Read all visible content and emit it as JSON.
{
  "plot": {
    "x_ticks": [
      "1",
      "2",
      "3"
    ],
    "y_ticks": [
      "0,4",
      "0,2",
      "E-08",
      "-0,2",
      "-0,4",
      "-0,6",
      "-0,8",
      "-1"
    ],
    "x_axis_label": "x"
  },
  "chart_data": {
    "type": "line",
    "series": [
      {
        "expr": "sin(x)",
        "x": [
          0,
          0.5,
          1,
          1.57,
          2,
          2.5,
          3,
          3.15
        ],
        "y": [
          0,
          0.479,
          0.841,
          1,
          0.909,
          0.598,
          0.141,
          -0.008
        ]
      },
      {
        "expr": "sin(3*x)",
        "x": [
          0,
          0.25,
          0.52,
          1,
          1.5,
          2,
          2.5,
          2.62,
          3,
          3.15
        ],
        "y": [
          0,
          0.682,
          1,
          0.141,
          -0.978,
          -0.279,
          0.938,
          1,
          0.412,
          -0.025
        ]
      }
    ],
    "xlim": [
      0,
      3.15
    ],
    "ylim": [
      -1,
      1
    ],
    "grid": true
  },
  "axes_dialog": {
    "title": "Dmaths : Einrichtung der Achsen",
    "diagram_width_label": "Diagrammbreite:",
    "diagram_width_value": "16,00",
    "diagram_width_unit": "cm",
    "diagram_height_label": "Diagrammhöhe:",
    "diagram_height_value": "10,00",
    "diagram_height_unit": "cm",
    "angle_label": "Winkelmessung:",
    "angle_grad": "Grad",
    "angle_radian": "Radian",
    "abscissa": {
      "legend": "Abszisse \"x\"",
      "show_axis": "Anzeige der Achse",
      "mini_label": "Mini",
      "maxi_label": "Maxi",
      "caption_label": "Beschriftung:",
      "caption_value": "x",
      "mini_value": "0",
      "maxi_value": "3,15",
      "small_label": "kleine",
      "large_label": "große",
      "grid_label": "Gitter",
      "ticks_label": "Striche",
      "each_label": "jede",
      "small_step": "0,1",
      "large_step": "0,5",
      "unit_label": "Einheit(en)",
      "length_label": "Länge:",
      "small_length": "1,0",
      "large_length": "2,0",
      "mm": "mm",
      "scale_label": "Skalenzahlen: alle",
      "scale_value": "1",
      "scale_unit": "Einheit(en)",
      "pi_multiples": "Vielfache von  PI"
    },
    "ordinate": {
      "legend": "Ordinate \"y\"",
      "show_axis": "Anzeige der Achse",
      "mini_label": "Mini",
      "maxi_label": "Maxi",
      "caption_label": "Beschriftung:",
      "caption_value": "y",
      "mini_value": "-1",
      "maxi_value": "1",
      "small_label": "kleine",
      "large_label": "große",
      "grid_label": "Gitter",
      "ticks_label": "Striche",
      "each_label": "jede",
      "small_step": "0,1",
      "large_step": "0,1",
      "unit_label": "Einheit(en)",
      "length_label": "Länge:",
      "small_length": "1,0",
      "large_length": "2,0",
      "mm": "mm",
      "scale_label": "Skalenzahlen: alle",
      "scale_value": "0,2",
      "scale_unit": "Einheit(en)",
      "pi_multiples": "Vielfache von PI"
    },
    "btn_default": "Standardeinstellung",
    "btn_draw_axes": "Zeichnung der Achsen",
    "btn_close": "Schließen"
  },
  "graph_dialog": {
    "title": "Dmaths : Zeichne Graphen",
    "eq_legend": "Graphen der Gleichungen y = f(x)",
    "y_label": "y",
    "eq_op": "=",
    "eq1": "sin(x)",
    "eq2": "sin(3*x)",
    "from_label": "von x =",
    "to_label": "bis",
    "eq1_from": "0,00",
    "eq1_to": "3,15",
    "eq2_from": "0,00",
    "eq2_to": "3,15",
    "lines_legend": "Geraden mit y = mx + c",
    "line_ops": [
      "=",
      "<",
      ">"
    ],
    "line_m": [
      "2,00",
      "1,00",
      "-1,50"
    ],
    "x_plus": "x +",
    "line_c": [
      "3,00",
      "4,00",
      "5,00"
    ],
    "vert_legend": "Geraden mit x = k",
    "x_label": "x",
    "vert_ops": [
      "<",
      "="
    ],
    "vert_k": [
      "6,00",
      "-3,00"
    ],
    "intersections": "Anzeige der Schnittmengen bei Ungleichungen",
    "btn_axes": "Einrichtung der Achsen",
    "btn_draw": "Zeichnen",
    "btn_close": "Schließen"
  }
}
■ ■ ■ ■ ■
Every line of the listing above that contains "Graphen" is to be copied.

▶ _TASK RESPONSE_
    "title": "Dmaths : Zeichne Graphen",
    "eq_legend": "Graphen der Gleichungen y = f(x)",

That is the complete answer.